The Poynter Institute, in an article by Rick Edmonds, a media analyst says, “there is a fairly high degree of uncertainty” and the futures of these papers are in the hands of the courts with creditors having a fair amount to say. There is no doubt that other publishers could seek bankruptcy protections in the coming months, as advertising prospects for 2009 remain bleak.

The papers are trying to cut costs by trimming newspaper widths, cutting jobs and trying to cut other costs to offset reductions in advertising revenue. As the debts became unbearable during this past two-year slump, they turned to the courts for protection.

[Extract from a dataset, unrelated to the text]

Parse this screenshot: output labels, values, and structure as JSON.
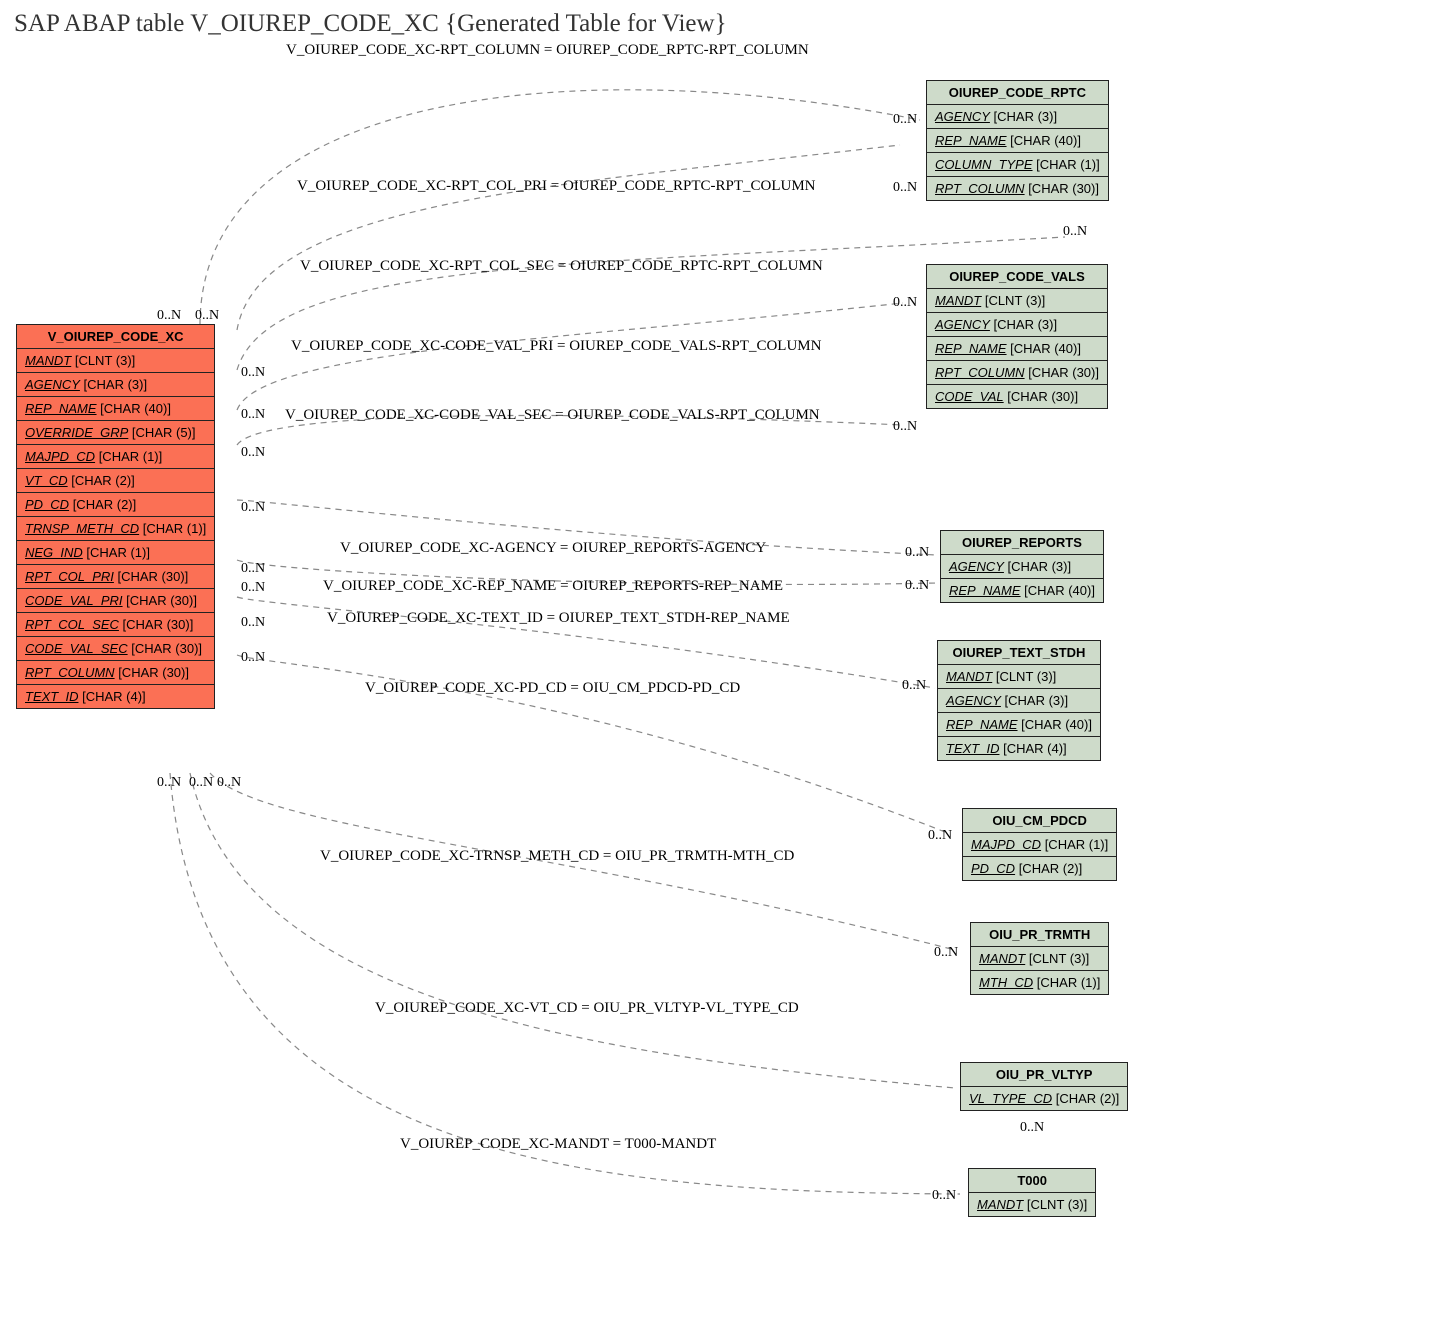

They have been boosting their internet operations but the growth online ad revenue isn’t anywhere what’s needed to offset the reduction in print. Last year, print advertising in U.S. newspapers totaled $8.2 billion, while the online operation was $750 million.

Don’t look for a lot of forced sales, as lenders know the newspapers’ value are low right now. This alone will keep them alive, despite the bleak outlook. Here in our sunshine state it was recently announced that our probable largest newspaper, The Miami Herald and its Spanish language publication El Nuevo Herald will see about 75 employees losing their jobs. The remaining fulltime staff will see salaries reduced. This is necessary, just like the rest of America’s newspapers, due to plunging advertising revenue.

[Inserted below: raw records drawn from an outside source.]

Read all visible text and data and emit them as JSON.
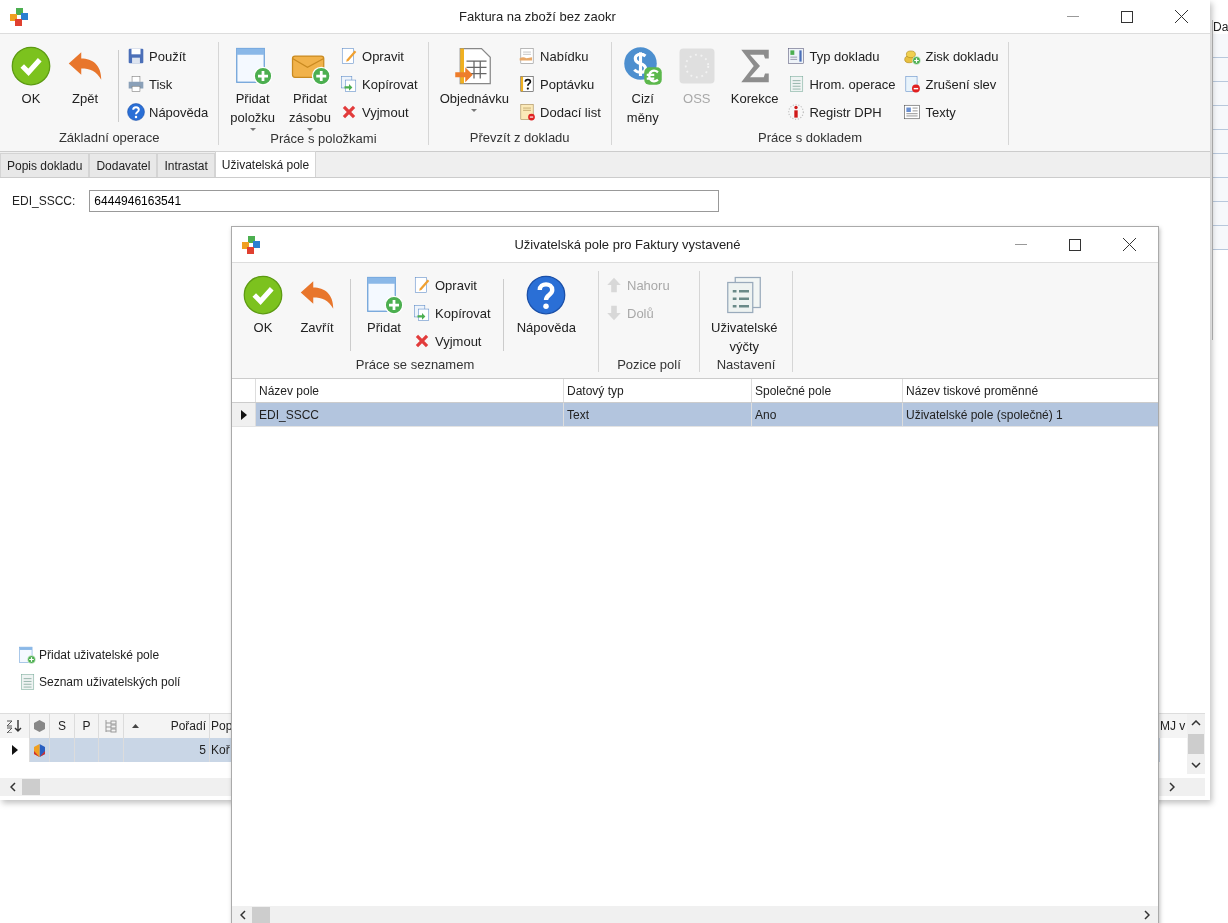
{
  "background_window": {
    "column_header": "Da"
  },
  "main_window": {
    "title": "Faktura na zboží bez zaokr",
    "ribbon": [
      {
        "label": "Základní operace",
        "items": [
          {
            "kind": "large",
            "label": "OK",
            "disabled": false,
            "dropdown": false
          },
          {
            "kind": "large",
            "label": "Zpět",
            "disabled": false,
            "dropdown": false
          },
          {
            "kind": "separator"
          },
          {
            "kind": "stack",
            "buttons": [
              {
                "label": "Použít",
                "disabled": false
              },
              {
                "label": "Tisk",
                "disabled": false
              },
              {
                "label": "Nápověda",
                "disabled": false
              }
            ]
          }
        ]
      },
      {
        "label": "Práce s položkami",
        "items": [
          {
            "kind": "large",
            "label": "Přidat\npoložku",
            "disabled": false,
            "dropdown": true
          },
          {
            "kind": "large",
            "label": "Přidat\nzásobu",
            "disabled": false,
            "dropdown": true
          },
          {
            "kind": "stack",
            "buttons": [
              {
                "label": "Opravit",
                "disabled": false
              },
              {
                "label": "Kopírovat",
                "disabled": false
              },
              {
                "label": "Vyjmout",
                "disabled": false
              }
            ]
          }
        ]
      },
      {
        "label": "Převzít z dokladu",
        "items": [
          {
            "kind": "large",
            "label": "Objednávku",
            "disabled": false,
            "dropdown": true
          },
          {
            "kind": "stack",
            "buttons": [
              {
                "label": "Nabídku",
                "disabled": false
              },
              {
                "label": "Poptávku",
                "disabled": false
              },
              {
                "label": "Dodací list",
                "disabled": false
              }
            ]
          }
        ]
      },
      {
        "label": "Práce s dokladem",
        "items": [
          {
            "kind": "large",
            "label": "Cizí\nměny",
            "disabled": false,
            "dropdown": false
          },
          {
            "kind": "large",
            "label": "OSS",
            "disabled": true,
            "dropdown": false
          },
          {
            "kind": "large",
            "label": "Korekce",
            "disabled": false,
            "dropdown": false
          },
          {
            "kind": "stack",
            "buttons": [
              {
                "label": "Typ dokladu",
                "disabled": false
              },
              {
                "label": "Hrom. operace",
                "disabled": false
              },
              {
                "label": "Registr DPH",
                "disabled": false
              }
            ]
          },
          {
            "kind": "stack",
            "buttons": [
              {
                "label": "Zisk dokladu",
                "disabled": false
              },
              {
                "label": "Zrušení slev",
                "disabled": false
              },
              {
                "label": "Texty",
                "disabled": false
              }
            ]
          }
        ]
      }
    ],
    "tabs": [
      {
        "label": "Popis dokladu",
        "selected": false
      },
      {
        "label": "Dodavatel",
        "selected": false
      },
      {
        "label": "Intrastat",
        "selected": false
      },
      {
        "label": "Uživatelská pole",
        "selected": true
      }
    ],
    "field": {
      "label": "EDI_SSCC:",
      "value": "6444946163541"
    },
    "links": [
      "Přidat uživatelské pole",
      "Seznam uživatelských polí"
    ],
    "grid": {
      "columns": [
        "S",
        "P",
        "Pořadí",
        "Pop"
      ],
      "right_column": "MJ v",
      "rows": [
        {
          "selected": true,
          "cells": [
            "",
            "",
            "5",
            "Koř"
          ]
        }
      ]
    }
  },
  "dialog": {
    "title": "Uživatelská pole pro Faktury vystavené",
    "ribbon": [
      {
        "label": "Práce se seznamem",
        "items": [
          {
            "kind": "large",
            "label": "OK",
            "disabled": false,
            "dropdown": false
          },
          {
            "kind": "large",
            "label": "Zavřít",
            "disabled": false,
            "dropdown": false
          },
          {
            "kind": "separator"
          },
          {
            "kind": "large",
            "label": "Přidat",
            "disabled": false,
            "dropdown": false
          },
          {
            "kind": "stack",
            "buttons": [
              {
                "label": "Opravit",
                "disabled": false
              },
              {
                "label": "Kopírovat",
                "disabled": false
              },
              {
                "label": "Vyjmout",
                "disabled": false
              }
            ]
          },
          {
            "kind": "separator"
          },
          {
            "kind": "large",
            "label": "Nápověda",
            "disabled": false,
            "dropdown": false
          }
        ]
      },
      {
        "label": "Pozice polí",
        "items": [
          {
            "kind": "stack",
            "buttons": [
              {
                "label": "Nahoru",
                "disabled": true
              },
              {
                "label": "Dolů",
                "disabled": true
              }
            ]
          }
        ]
      },
      {
        "label": "Nastavení",
        "items": [
          {
            "kind": "large",
            "label": "Uživatelské\nvýčty",
            "disabled": false,
            "dropdown": false
          }
        ]
      }
    ],
    "grid": {
      "columns": [
        "Název pole",
        "Datový typ",
        "Společné pole",
        "Název tiskové proměnné"
      ],
      "rows": [
        {
          "selected": true,
          "cells": [
            "EDI_SSCC",
            "Text",
            "Ano",
            "Uživatelské pole (společné) 1"
          ]
        }
      ]
    }
  }
}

Their pay cuts, which started in March 2009, will be five  percent for those making $25,000 to $50,000 a year and 10 percent for those earning more.

In addition, there will be one week of unpaid furloughs beginning this month.

These cuts were announced by the newspaper’s owner, McClatchy Company as well as the publisher, David Landsberg, as part of an effort to seek at least $110 million saving over the next year. McClatchy is dropping 1,600 jobs in downsizing its work force, nearly a third in less than a year. They are also using more freelancers instead of full-time reporters, leasing out one floor of the Herald’s building downtown and ceasing its international edition. Now if they will neuter their left wing version of the news, maybe they’ll survive!

It’s obvious to some that the main street news media especially should go back to reporting the news and quit trying to make it to fit their ideology or the government’s of how things should be or as they want it to be.

Americans do not want to become as European socialists are, unbeknown to most they are being led down the primrose path every day by the new administration for bigger government, more redistribution of our tax money, free medical care, college education to all, everyone gets a home. The list is endless – the last word will be loss of our everyday freedoms. Stay alert, Americans!

Will the newspapers’ problems be solved by “newspaper bailouts”?

In Connecticut, both the Republican Governor and the Democratic Attorney General are supporting a government intervention for failing local newspapers, the New Britain Herald and the Bristol Press and 11 weekly papers that face closure.

They are claiming the papers provide “essential services,” such as marriage notices and school sport announcements.”

Opponents say such things could just as easily be disseminated online. Others say to go back to “town criers” with public subsidies that seem to be bottomless for bailouts, if you listen to Paulson.

Reality tells us that the Bill of Rights says, “A free press is an essential part of democracy.”

How can we have that if it is leveraged with government funding? No way could the free press ever be able to criticize other corporate enterprises seeking local, state or federal financial help to keep them afloat in hard times. A press must be able to stand on its own two feet – period! If those in charge of “bailouts” will read the Constitution for a change before they try to do something, then the newspaper business should be left alone!

Robert E. Beckner lives in Majestic Oaks with his wife, Sarah. He is a retired private investigator and insurance adjuster. He has also been a photographer and served with the Military Police in the Marine Corps.